The Coming Women’s Movement
The mass outrage expressed in the #MeToo campaign is an empowering moment for the still brewing new women’s movement. We need to move to the next step and have a self-organized women’s movement fighting with disruptive tactics to win victories. With the millions who came out into the streets the day after Trump’s inauguration, there should be no doubt that there is a powerful mass consciousness of the need to fight gender inequality. Women are rightfully angry at a lot: gender-based violence and inequality, the hypocrisy of the Democratic political establishment on sexual violence, the outright hostility towards women of the Republican political establishment, a sexual predator in Donald Trump in the White House. And the anger extends, of course, to millions of men. Attitudes on gender equality have changed significantly since the women’s movement broke out and a new women’s mass movement will have broad support in society generally. #MeToo is the latest mass women’s action in a string of events globally that points toward an explosive mood against sexism and the billionaire-dominated political establishment.
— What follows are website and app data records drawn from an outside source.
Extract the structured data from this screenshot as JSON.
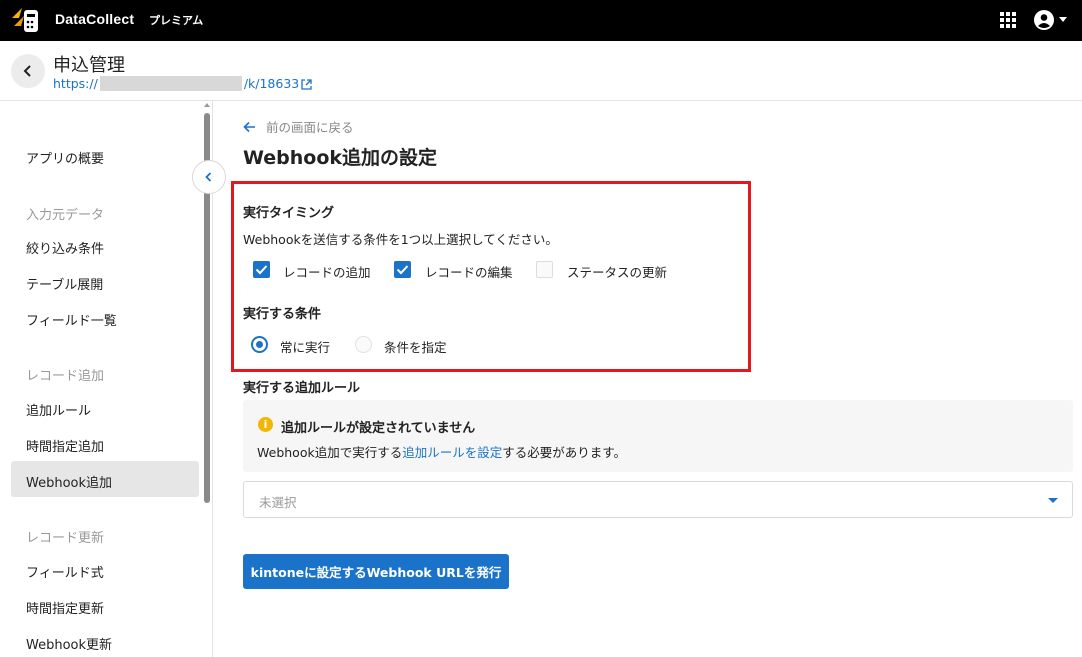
{
  "topbar": {
    "brand": "DataCollect",
    "plan": "プレミアム"
  },
  "app": {
    "title": "申込管理",
    "url_prefix": "https://",
    "url_suffix": "/k/18633"
  },
  "sidebar": {
    "items": [
      {
        "label": "アプリの概要",
        "type": "item"
      },
      {
        "label": "入力元データ",
        "type": "section"
      },
      {
        "label": "絞り込み条件",
        "type": "item"
      },
      {
        "label": "テーブル展開",
        "type": "item"
      },
      {
        "label": "フィールド一覧",
        "type": "item"
      },
      {
        "label": "レコード追加",
        "type": "section"
      },
      {
        "label": "追加ルール",
        "type": "item"
      },
      {
        "label": "時間指定追加",
        "type": "item"
      },
      {
        "label": "Webhook追加",
        "type": "item",
        "active": true
      },
      {
        "label": "レコード更新",
        "type": "section"
      },
      {
        "label": "フィールド式",
        "type": "item"
      },
      {
        "label": "時間指定更新",
        "type": "item"
      },
      {
        "label": "Webhook更新",
        "type": "item"
      }
    ]
  },
  "main": {
    "back_label": "前の画面に戻る",
    "page_title": "Webhook追加の設定",
    "timing": {
      "title": "実行タイミング",
      "description": "Webhookを送信する条件を1つ以上選択してください。",
      "options": [
        {
          "label": "レコードの追加",
          "checked": true
        },
        {
          "label": "レコードの編集",
          "checked": true
        },
        {
          "label": "ステータスの更新",
          "checked": false
        }
      ]
    },
    "condition": {
      "title": "実行する条件",
      "options": [
        {
          "label": "常に実行",
          "selected": true
        },
        {
          "label": "条件を指定",
          "selected": false
        }
      ]
    },
    "rule": {
      "title": "実行する追加ルール",
      "alert_title": "追加ルールが設定されていません",
      "alert_body_before": "Webhook追加で実行する",
      "alert_link": "追加ルールを設定",
      "alert_body_after": "する必要があります。",
      "select_value": "未選択"
    },
    "issue_button": "kintoneに設定するWebhook URLを発行"
  },
  "colors": {
    "accent": "#1a73c8",
    "highlight_border": "#e1191f",
    "topbar_bg": "#000000",
    "warning": "#f2b705"
  }
}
Worldwide, there is an upturn in struggle around women’s issues. In Argentina the “Ni Una Menos” or Not one Less movement has mobilized hundreds of thousands in the fight against the killing of women. Ni Una Menos spread across Latin America and served as an inspiration to the Women’s March organizers here in the U.S. A year ago in Poland, women organized a one-day general strike in opposition to a more restrictive abortion law that was being introduced by the right-wing government. The strike was successful; lawmakers were forced to withdraw the new law. In Ireland, a concerted grassroots campaign has been aimed at repealing the constitutional ban on abortion, led by Ruth Coppinger, member of parliament for the Socialist Party, the sister organization of the Socialist Party in Australia.
As capitalism pushes workers back on so many fronts around the world, a global women’s movement is emerging. A new women’s movement here must take on the issues of sexual harassment, gender based violence, reproductive rights, parental leave, childcare and the pay gap. Working class women’s needs should be at the center of a rebuilt women’s movement. Safe, decent affordable housing, higher wages, and Medicare for all are also critical demands for women, and demands that are diametrically opposed to the interests of the big business, the corporations and the political establishment. And while sections of the political establishment may pay lip service to women’s equality, they represent an economic system whose foundations are built on class, race and gender exploitation, just like the world of big Hollywood movies. Only a socialist society based on radical egalitarianism can bring an end once and for all to the reign of all the Harvey Weinsteins.
By Erin Brightwell